I learned the basics of photography as I studied electrical engineering in the former Yugoslavia. My first subjects were mostly street scenes. When I moved to the United States, I studied both architecture and photography, and when I decided to pursue photography, architecture became a natural subject.

In both my personal projects and assignment work I look to tell stories about places: neighborhoods, buildings, rooms. As an artist I look for visual cues and elements, and then try to assemble them in compositions, just as a writer composes sentences or paragraphs. Looking for the right light, right day or right time of day is a part of that narrative.

“The Harlem Project” is about the evolution of a neighborhood, a place where I’ve lived for twenty years. I examined pieces of the old Harlem, and how they relate to the whole. I have continued my examination as the neighborhood has changed.

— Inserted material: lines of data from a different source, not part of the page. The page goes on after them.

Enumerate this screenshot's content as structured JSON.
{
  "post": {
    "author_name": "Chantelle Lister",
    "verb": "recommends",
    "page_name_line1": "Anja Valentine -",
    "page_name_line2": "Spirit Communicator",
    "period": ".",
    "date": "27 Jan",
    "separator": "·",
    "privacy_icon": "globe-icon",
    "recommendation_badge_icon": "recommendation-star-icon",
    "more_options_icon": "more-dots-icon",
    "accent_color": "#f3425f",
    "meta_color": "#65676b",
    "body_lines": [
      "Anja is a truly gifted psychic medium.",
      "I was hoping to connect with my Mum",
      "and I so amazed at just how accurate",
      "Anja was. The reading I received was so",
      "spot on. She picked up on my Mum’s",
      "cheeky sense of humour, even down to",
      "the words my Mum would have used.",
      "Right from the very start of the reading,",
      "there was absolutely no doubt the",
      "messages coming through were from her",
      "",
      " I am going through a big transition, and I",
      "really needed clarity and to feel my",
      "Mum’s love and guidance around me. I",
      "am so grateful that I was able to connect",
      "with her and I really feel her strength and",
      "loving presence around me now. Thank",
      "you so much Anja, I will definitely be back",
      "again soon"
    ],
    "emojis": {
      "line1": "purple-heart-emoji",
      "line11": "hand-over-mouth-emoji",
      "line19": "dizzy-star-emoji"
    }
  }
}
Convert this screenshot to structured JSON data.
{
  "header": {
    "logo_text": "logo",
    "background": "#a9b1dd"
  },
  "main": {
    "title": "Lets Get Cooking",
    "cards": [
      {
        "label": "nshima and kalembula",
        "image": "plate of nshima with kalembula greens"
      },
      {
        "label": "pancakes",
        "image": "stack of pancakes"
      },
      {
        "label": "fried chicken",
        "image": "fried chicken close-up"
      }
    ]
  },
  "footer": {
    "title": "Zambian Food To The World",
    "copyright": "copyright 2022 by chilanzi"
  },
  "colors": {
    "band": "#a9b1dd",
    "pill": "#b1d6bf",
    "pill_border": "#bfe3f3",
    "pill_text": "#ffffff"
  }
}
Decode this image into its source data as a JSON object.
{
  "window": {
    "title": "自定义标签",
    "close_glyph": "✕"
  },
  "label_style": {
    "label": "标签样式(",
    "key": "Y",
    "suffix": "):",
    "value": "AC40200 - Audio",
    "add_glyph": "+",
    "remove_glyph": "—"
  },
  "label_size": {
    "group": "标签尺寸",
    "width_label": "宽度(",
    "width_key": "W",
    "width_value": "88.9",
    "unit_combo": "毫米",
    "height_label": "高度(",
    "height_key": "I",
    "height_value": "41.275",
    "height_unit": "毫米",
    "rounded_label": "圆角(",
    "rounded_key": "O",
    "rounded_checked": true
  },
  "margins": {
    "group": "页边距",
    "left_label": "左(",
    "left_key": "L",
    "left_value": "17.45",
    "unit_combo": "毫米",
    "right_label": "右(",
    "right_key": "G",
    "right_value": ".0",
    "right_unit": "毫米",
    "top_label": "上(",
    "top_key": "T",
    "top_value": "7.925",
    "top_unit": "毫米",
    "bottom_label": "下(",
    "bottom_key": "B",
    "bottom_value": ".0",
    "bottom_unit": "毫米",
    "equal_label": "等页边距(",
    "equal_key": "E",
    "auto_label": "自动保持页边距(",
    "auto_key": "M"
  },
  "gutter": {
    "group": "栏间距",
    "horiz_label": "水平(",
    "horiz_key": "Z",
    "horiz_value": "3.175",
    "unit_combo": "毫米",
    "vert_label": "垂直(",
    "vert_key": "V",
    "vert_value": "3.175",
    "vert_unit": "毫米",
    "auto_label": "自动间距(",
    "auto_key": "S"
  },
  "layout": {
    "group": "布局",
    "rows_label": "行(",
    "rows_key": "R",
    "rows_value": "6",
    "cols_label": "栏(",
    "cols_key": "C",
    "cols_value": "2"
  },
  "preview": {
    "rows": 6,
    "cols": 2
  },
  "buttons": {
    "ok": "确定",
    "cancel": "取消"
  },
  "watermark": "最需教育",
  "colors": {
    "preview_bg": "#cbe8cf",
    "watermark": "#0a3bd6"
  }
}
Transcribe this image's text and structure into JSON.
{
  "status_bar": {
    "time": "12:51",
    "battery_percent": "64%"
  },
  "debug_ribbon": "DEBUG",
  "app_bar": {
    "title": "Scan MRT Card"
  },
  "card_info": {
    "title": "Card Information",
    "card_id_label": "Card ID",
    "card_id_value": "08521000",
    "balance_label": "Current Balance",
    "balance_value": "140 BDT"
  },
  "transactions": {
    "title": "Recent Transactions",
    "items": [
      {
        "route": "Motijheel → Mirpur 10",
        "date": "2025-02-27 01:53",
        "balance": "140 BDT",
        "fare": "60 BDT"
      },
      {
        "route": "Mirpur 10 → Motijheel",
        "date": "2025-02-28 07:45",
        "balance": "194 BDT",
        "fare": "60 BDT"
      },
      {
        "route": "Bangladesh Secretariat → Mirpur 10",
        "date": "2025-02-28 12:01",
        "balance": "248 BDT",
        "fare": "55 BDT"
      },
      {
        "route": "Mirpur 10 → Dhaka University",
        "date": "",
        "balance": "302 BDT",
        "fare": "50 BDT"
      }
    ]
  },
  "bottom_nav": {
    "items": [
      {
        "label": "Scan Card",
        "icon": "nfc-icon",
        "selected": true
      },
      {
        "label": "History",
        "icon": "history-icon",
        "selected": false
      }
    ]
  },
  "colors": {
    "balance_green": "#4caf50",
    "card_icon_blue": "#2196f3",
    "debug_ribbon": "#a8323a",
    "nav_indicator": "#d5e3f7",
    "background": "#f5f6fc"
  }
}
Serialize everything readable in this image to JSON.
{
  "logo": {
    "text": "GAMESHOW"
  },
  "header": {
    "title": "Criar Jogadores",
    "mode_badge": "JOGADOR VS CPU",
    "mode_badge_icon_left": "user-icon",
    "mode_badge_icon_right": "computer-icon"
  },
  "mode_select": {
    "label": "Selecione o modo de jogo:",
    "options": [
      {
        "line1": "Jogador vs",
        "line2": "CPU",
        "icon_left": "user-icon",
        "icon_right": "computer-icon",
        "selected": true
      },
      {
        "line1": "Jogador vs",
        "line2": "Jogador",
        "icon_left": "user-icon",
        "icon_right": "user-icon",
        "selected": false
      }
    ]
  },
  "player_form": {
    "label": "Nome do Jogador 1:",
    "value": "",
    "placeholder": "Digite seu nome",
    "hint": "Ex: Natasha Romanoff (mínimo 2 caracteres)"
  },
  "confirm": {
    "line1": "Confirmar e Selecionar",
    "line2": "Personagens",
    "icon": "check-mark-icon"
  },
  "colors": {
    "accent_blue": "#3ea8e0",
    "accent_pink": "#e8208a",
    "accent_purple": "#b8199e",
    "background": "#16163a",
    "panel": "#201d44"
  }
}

In this case, looking at and learning about what was in front of me enabled a theme to emerge and defined the future direction of the project.

Born 1969, Sremska Mitrovica, Yugoslavia
Lives and works in New York, NY